Unique insights into firn structure across western Greenland’s percolation zone from hyperspectral images of shallow firn cores
- 1Graduate Program of Hydrologic Sciences, University of Nevada Reno, Reno, Nevada, United States of America (email@example.com)
- 2Department of Geological Sciences and Engineering, University of Nevada Reno, Reno, Nevada, United States of America
- 3Department of Geography, University of Utah, Salt Lake City, Utah, United States of America
- 4Department of Geography, Earth and Environmental Sciences, University of Northern British Columbia, Prince George, Canada
- 5Department of Earth Science, Dartmouth College, Hanover, New Hampshire, United States of America
- 6Department of Geosciences, Boise State University, Boise, Idaho, United States of America

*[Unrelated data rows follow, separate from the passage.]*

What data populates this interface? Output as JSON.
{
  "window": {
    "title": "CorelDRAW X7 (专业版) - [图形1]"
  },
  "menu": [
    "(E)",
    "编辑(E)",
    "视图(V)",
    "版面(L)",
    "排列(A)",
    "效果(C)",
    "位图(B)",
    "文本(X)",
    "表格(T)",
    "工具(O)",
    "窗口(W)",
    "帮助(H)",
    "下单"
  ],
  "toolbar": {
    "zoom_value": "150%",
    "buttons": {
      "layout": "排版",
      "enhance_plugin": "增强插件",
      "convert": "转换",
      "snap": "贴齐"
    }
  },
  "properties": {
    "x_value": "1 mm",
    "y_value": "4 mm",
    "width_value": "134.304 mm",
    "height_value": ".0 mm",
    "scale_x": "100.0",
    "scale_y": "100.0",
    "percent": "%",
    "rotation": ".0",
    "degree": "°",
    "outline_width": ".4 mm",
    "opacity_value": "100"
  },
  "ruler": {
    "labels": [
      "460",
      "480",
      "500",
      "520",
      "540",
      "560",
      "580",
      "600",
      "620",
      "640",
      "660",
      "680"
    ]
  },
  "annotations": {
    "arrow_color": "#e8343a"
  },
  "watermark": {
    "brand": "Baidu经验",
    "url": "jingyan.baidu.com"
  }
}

The physical structure of the firn column directly influences the transport and storage of infiltrating water generated by surface melt in ice sheet accumulation zones. Firn density is relatively easy to measure in field or laboratory settings and provides porosity-based estimates of the meltwater storage capacity but does not describe meltwater movement through open pore space. Pore structure controls meltwater flow and is better characterized by microstructural parameters, such as grain size. Firn grain size is therefore a state variable that needs to be accurately modeled or measured to quantify meltwater transport and storage in the firn column. Manually or digitally measuring grain size from firn samples can be tedious, time consuming, and subjective. Here, we characterize firn structure from 14 firn cores spanning approximately 1000 km across western Greenland’s percolation zone. We scanned the top 10 m of each core with a near infrared hyperspectral imager (NIR-HSI; 900-1700 nm) mounted on a linear translation stage. Leveraging the relationship between ice grain size and near infrared absorption, we invert measured reflectance to retrieve an effective grain radius, resulting in a high-resolution (~ 0.4 mm) grain size map of the firn core. We compare the retrievals against traditional grain size measurements from 7 of the cores. Additionally, the hyperspectral firn core grain size maps allow for quickly retrieving vertical ice layer distributions within the firn column and identifying regions that have been previously wetted that are not readily apparent by visual inspection. We use our unique dataset to examine correlations between grain size, infiltration ice content, and measured firn density to determine whether microstructural information can be extracted from firn density measurements. While cores provide a snapshot of firn conditions at the time of collection, we show that hyperspectral imaging of firn cores can reveal a detailed hydrologic history of the firn column and provide validation data for modeling future meltwater percolation.
How to cite: McDowell, I., Keegan, K., Skiles, M., Donahue, C., Osterberg, E., Hawley, R., and Marshall, H.-P.: Unique insights into firn structure across western Greenland’s percolation zone from hyperspectral images of shallow firn cores, EGU General Assembly 2023, Vienna, Austria, 24–28 Apr 2023, EGU23-10501, https://doi.org/10.5194/egusphere-egu23-10501, 2023.